● WHAT IS REQUIRED: Retype the whole listing below exactly, keeping every picture out of it.

● SUPPLIED MATERIAL:
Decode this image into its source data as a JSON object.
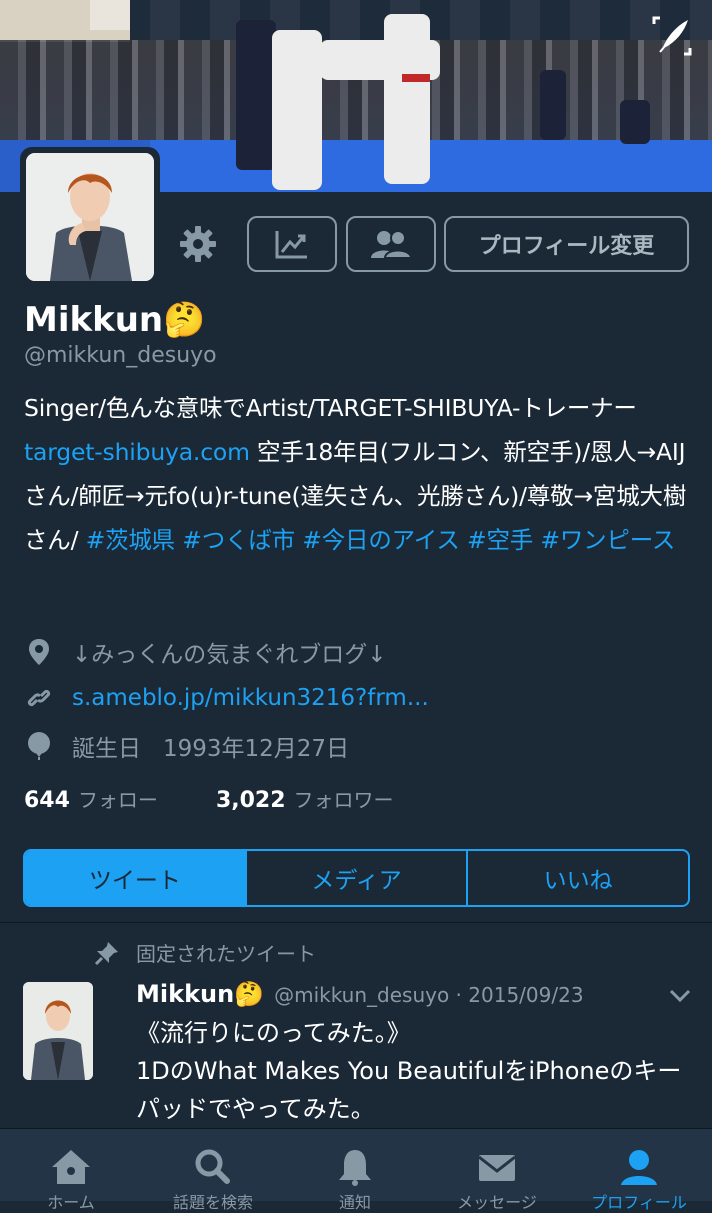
{
  "header": {
    "edit_banner_icon": "edit-image-icon"
  },
  "profile": {
    "name": "Mikkun🤔",
    "handle": "@mikkun_desuyo",
    "bio_parts": {
      "p1": "Singer/色んな意味でArtist/TARGET-SHIBUYA-トレーナー",
      "link": "target-shibuya.com",
      "p2": " 空手18年目(フルコン、新空手)/恩人→AIJさん/師匠→元fo(u)r-tune(達矢さん、光勝さん)/尊敬→宮城大樹さん/ ",
      "tag1": "#茨城県",
      "tag2": "#つくば市",
      "tag3": "#今日のアイス",
      "tag4": "#空手",
      "tag5": "#ワンピース"
    },
    "location": "↓みっくんの気まぐれブログ↓",
    "website": "s.ameblo.jp/mikkun3216?frm...",
    "birthday_label": "誕生日",
    "birthday_value": "1993年12月27日",
    "following_count": "644",
    "following_label": "フォロー",
    "followers_count": "3,022",
    "followers_label": "フォロワー"
  },
  "actions": {
    "settings_icon": "gear-icon",
    "analytics_icon": "analytics-icon",
    "people_icon": "people-icon",
    "edit_profile_label": "プロフィール変更"
  },
  "tabs": [
    {
      "label": "ツイート",
      "active": true
    },
    {
      "label": "メディア",
      "active": false
    },
    {
      "label": "いいね",
      "active": false
    }
  ],
  "pinned_tweet": {
    "pinned_label": "固定されたツイート",
    "name": "Mikkun🤔",
    "handle_date": "@mikkun_desuyo · 2015/09/23",
    "text": "《流行りにのってみた。》\n1DのWhat Makes You BeautifulをiPhoneのキーパッドでやってみた。"
  },
  "bottom_nav": [
    {
      "label": "ホーム",
      "icon": "home-icon",
      "active": false
    },
    {
      "label": "話題を検索",
      "icon": "search-icon",
      "active": false
    },
    {
      "label": "通知",
      "icon": "bell-icon",
      "active": false
    },
    {
      "label": "メッセージ",
      "icon": "mail-icon",
      "active": false
    },
    {
      "label": "プロフィール",
      "icon": "person-icon",
      "active": true
    }
  ],
  "colors": {
    "background": "#1b2836",
    "accent": "#1da1f2",
    "muted": "#8899a6"
  }
}
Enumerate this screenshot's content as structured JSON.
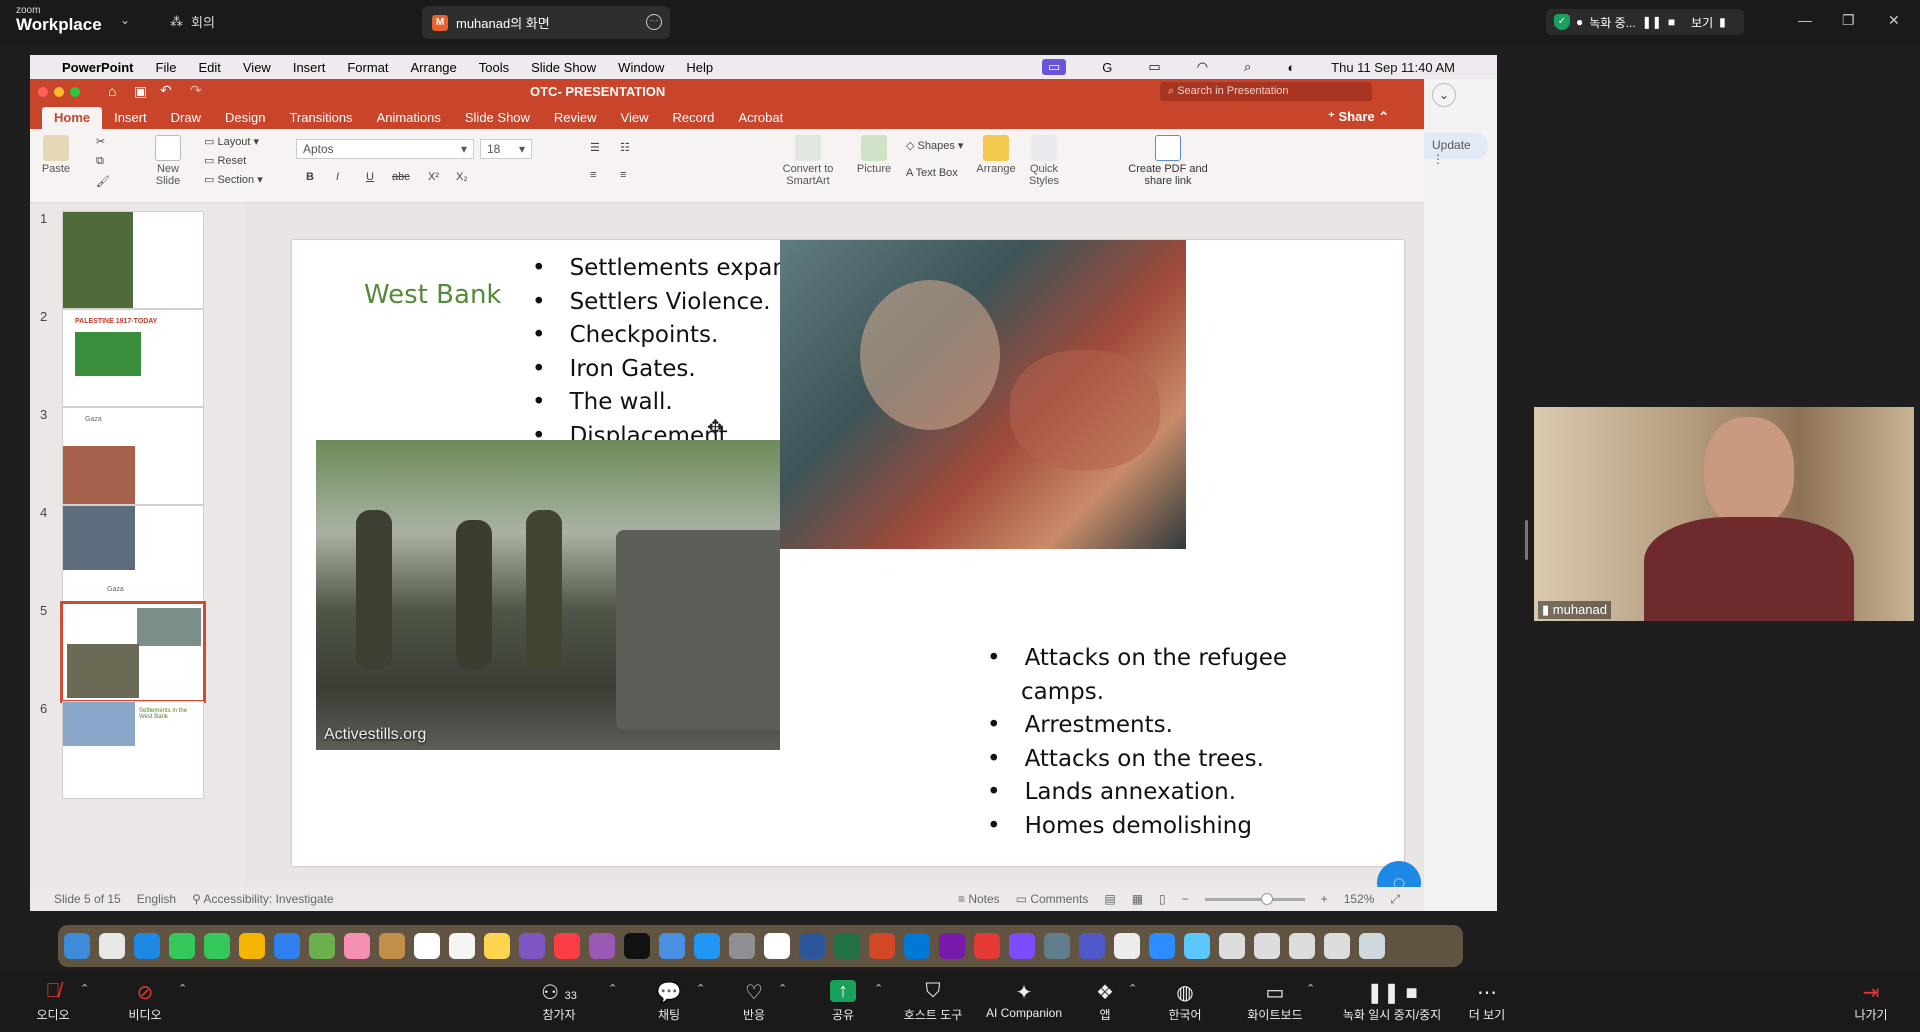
{
  "zoom": {
    "logo_small": "zoom",
    "logo_big": "Workplace",
    "meeting_tab": "회의",
    "share_badge": "M",
    "share_tab": "muhanad의 화면",
    "recording": "녹화 중...",
    "view": "보기"
  },
  "mac": {
    "app": "PowerPoint",
    "menus": [
      "File",
      "Edit",
      "View",
      "Insert",
      "Format",
      "Arrange",
      "Tools",
      "Slide Show",
      "Window",
      "Help"
    ],
    "clock": "Thu 11 Sep  11:40 AM"
  },
  "ppt": {
    "doc_title": "OTC- PRESENTATION",
    "search_placeholder": "Search in Presentation",
    "share": "Share",
    "update": "Update",
    "tabs": [
      "Home",
      "Insert",
      "Draw",
      "Design",
      "Transitions",
      "Animations",
      "Slide Show",
      "Review",
      "View",
      "Record",
      "Acrobat"
    ],
    "ribbon": {
      "paste": "Paste",
      "new_slide": "New Slide",
      "layout": "Layout",
      "reset": "Reset",
      "section": "Section",
      "font": "Aptos",
      "size": "18",
      "convert": "Convert to SmartArt",
      "picture": "Picture",
      "shapes": "Shapes",
      "text_box": "Text Box",
      "arrange": "Arrange",
      "quick_styles": "Quick Styles",
      "create_pdf": "Create PDF and share link"
    },
    "thumb_numbers": [
      "1",
      "2",
      "3",
      "4",
      "5",
      "6"
    ],
    "thumb_texts": {
      "t2_title": "PALESTINE 1917-TODAY",
      "t3_title": "Gaza",
      "t4_title": "Gaza",
      "t6_title": "Settlements in the West Bank"
    },
    "slide": {
      "title": "West Bank",
      "bullets_top": [
        "Settlements expansions.",
        "Settlers Violence.",
        "Checkpoints.",
        "Iron Gates.",
        "The wall.",
        "Displacement."
      ],
      "bullets_bottom": [
        "Attacks on the refugee camps.",
        "Arrestments.",
        "Attacks on the trees.",
        "Lands annexation.",
        "Homes demolishing"
      ],
      "photo_credit": "Activestills.org"
    },
    "status": {
      "slide_of": "Slide 5 of 15",
      "language": "English",
      "accessibility": "Accessibility: Investigate",
      "notes": "Notes",
      "comments": "Comments",
      "zoom": "152%"
    }
  },
  "video": {
    "participant": "muhanad"
  },
  "toolbar": {
    "audio": "오디오",
    "video": "비디오",
    "participants": "참가자",
    "participants_count": "33",
    "chat": "채팅",
    "reactions": "반응",
    "share": "공유",
    "host_tools": "호스트 도구",
    "ai_companion": "AI Companion",
    "apps": "앱",
    "korean": "한국어",
    "whiteboard": "화이트보드",
    "record_pause": "녹화 일시 중지/중지",
    "more": "더 보기",
    "leave": "나가기"
  }
}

● RESPONSE AREA:
Decode this image into its source data as a JSON object.
{
  "header": {
    "edit_banner_icon": "edit-image-icon"
  },
  "profile": {
    "name": "Mikkun🤔",
    "handle": "@mikkun_desuyo",
    "bio_parts": {
      "p1": "Singer/色んな意味でArtist/TARGET-SHIBUYA-トレーナー",
      "link": "target-shibuya.com",
      "p2": " 空手18年目(フルコン、新空手)/恩人→AIJさん/師匠→元fo(u)r-tune(達矢さん、光勝さん)/尊敬→宮城大樹さん/ ",
      "tag1": "#茨城県",
      "tag2": "#つくば市",
      "tag3": "#今日のアイス",
      "tag4": "#空手",
      "tag5": "#ワンピース"
    },
    "location": "↓みっくんの気まぐれブログ↓",
    "website": "s.ameblo.jp/mikkun3216?frm...",
    "birthday_label": "誕生日",
    "birthday_value": "1993年12月27日",
    "following_count": "644",
    "following_label": "フォロー",
    "followers_count": "3,022",
    "followers_label": "フォロワー"
  },
  "actions": {
    "settings_icon": "gear-icon",
    "analytics_icon": "analytics-icon",
    "people_icon": "people-icon",
    "edit_profile_label": "プロフィール変更"
  },
  "tabs": [
    {
      "label": "ツイート",
      "active": true
    },
    {
      "label": "メディア",
      "active": false
    },
    {
      "label": "いいね",
      "active": false
    }
  ],
  "pinned_tweet": {
    "pinned_label": "固定されたツイート",
    "name": "Mikkun🤔",
    "handle_date": "@mikkun_desuyo · 2015/09/23",
    "text": "《流行りにのってみた。》\n1DのWhat Makes You BeautifulをiPhoneのキーパッドでやってみた。"
  },
  "bottom_nav": [
    {
      "label": "ホーム",
      "icon": "home-icon",
      "active": false
    },
    {
      "label": "話題を検索",
      "icon": "search-icon",
      "active": false
    },
    {
      "label": "通知",
      "icon": "bell-icon",
      "active": false
    },
    {
      "label": "メッセージ",
      "icon": "mail-icon",
      "active": false
    },
    {
      "label": "プロフィール",
      "icon": "person-icon",
      "active": true
    }
  ],
  "colors": {
    "background": "#1b2836",
    "accent": "#1da1f2",
    "muted": "#8899a6"
  }
}
Enumerate this screenshot's content as structured JSON.
{
  "zoom": {
    "logo_small": "zoom",
    "logo_big": "Workplace",
    "meeting_tab": "회의",
    "share_badge": "M",
    "share_tab": "muhanad의 화면",
    "recording": "녹화 중...",
    "view": "보기"
  },
  "mac": {
    "app": "PowerPoint",
    "menus": [
      "File",
      "Edit",
      "View",
      "Insert",
      "Format",
      "Arrange",
      "Tools",
      "Slide Show",
      "Window",
      "Help"
    ],
    "clock": "Thu 11 Sep  11:40 AM"
  },
  "ppt": {
    "doc_title": "OTC- PRESENTATION",
    "search_placeholder": "Search in Presentation",
    "share": "Share",
    "update": "Update",
    "tabs": [
      "Home",
      "Insert",
      "Draw",
      "Design",
      "Transitions",
      "Animations",
      "Slide Show",
      "Review",
      "View",
      "Record",
      "Acrobat"
    ],
    "ribbon": {
      "paste": "Paste",
      "new_slide": "New Slide",
      "layout": "Layout",
      "reset": "Reset",
      "section": "Section",
      "font": "Aptos",
      "size": "18",
      "convert": "Convert to SmartArt",
      "picture": "Picture",
      "shapes": "Shapes",
      "text_box": "Text Box",
      "arrange": "Arrange",
      "quick_styles": "Quick Styles",
      "create_pdf": "Create PDF and share link"
    },
    "thumb_numbers": [
      "1",
      "2",
      "3",
      "4",
      "5",
      "6"
    ],
    "thumb_texts": {
      "t2_title": "PALESTINE 1917-TODAY",
      "t3_title": "Gaza",
      "t4_title": "Gaza",
      "t6_title": "Settlements in the West Bank"
    },
    "slide": {
      "title": "West Bank",
      "bullets_top": [
        "Settlements expansions.",
        "Settlers Violence.",
        "Checkpoints.",
        "Iron Gates.",
        "The wall.",
        "Displacement."
      ],
      "bullets_bottom": [
        "Attacks on the refugee camps.",
        "Arrestments.",
        "Attacks on the trees.",
        "Lands annexation.",
        "Homes demolishing"
      ],
      "photo_credit": "Activestills.org"
    },
    "status": {
      "slide_of": "Slide 5 of 15",
      "language": "English",
      "accessibility": "Accessibility: Investigate",
      "notes": "Notes",
      "comments": "Comments",
      "zoom": "152%"
    }
  },
  "video": {
    "participant": "muhanad"
  },
  "toolbar": {
    "audio": "오디오",
    "video": "비디오",
    "participants": "참가자",
    "participants_count": "33",
    "chat": "채팅",
    "reactions": "반응",
    "share": "공유",
    "host_tools": "호스트 도구",
    "ai_companion": "AI Companion",
    "apps": "앱",
    "korean": "한국어",
    "whiteboard": "화이트보드",
    "record_pause": "녹화 일시 중지/중지",
    "more": "더 보기",
    "leave": "나가기"
  }
}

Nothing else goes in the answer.